• **WHAT THIS TASK INVOLVES**: In the records below, which lines include "ЗАДАТЬ"? Copy them.

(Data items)
BEGIN

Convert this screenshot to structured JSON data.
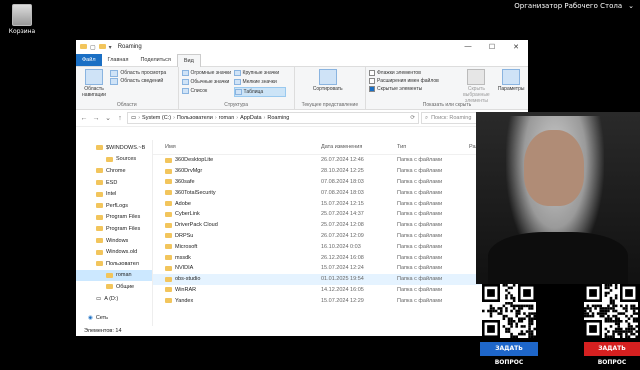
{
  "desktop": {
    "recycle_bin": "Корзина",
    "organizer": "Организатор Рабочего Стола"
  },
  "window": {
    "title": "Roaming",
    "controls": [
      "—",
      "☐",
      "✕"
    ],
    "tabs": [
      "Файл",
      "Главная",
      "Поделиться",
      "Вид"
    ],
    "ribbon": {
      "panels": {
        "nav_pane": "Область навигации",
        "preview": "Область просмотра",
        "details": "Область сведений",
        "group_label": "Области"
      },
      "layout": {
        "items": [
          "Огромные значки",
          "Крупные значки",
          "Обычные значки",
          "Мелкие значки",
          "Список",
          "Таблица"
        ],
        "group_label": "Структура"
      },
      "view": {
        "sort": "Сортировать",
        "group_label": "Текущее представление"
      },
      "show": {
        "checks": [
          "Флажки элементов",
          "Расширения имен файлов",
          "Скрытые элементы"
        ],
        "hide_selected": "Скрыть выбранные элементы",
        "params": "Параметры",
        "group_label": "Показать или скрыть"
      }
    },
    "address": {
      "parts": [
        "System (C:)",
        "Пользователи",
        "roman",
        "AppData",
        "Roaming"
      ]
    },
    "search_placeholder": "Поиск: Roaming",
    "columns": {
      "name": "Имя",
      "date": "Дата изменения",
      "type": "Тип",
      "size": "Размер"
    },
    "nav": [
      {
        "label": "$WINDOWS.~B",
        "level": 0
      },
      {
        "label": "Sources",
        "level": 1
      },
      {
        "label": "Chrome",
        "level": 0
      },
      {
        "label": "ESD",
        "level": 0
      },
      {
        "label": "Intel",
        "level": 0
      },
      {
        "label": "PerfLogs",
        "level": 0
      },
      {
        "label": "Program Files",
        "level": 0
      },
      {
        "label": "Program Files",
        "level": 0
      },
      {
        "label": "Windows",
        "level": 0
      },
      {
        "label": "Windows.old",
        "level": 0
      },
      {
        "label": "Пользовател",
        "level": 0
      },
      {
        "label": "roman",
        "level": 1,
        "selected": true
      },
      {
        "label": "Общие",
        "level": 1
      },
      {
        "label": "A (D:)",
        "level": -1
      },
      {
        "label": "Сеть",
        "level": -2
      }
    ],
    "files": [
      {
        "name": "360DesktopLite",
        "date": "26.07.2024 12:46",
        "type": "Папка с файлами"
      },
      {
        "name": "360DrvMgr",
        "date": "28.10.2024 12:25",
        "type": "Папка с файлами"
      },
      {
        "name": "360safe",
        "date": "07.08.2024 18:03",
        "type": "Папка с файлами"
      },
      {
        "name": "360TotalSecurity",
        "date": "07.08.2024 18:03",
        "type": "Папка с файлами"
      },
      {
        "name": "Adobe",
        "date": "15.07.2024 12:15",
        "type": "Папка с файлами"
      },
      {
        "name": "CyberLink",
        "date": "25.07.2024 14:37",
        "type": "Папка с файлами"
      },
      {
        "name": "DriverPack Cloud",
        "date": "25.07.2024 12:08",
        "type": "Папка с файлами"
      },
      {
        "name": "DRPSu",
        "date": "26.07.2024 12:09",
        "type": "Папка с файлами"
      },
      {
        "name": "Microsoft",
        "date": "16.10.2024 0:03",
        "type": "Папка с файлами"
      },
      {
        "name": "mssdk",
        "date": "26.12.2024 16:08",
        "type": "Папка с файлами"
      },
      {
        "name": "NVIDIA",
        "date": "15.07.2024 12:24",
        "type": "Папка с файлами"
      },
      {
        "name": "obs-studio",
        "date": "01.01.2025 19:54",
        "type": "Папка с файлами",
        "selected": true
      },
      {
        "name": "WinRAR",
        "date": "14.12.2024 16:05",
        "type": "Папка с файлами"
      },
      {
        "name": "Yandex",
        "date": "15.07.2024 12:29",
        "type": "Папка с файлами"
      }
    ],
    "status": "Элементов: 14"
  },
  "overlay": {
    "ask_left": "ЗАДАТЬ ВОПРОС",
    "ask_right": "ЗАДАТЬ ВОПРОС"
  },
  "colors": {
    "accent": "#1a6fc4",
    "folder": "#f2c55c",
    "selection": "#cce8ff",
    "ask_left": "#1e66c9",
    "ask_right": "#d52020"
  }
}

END

• **SOLUTION FOR THIS TASK**:
    "ask_left": "ЗАДАТЬ ВОПРОС",
    "ask_right": "ЗАДАТЬ ВОПРОС"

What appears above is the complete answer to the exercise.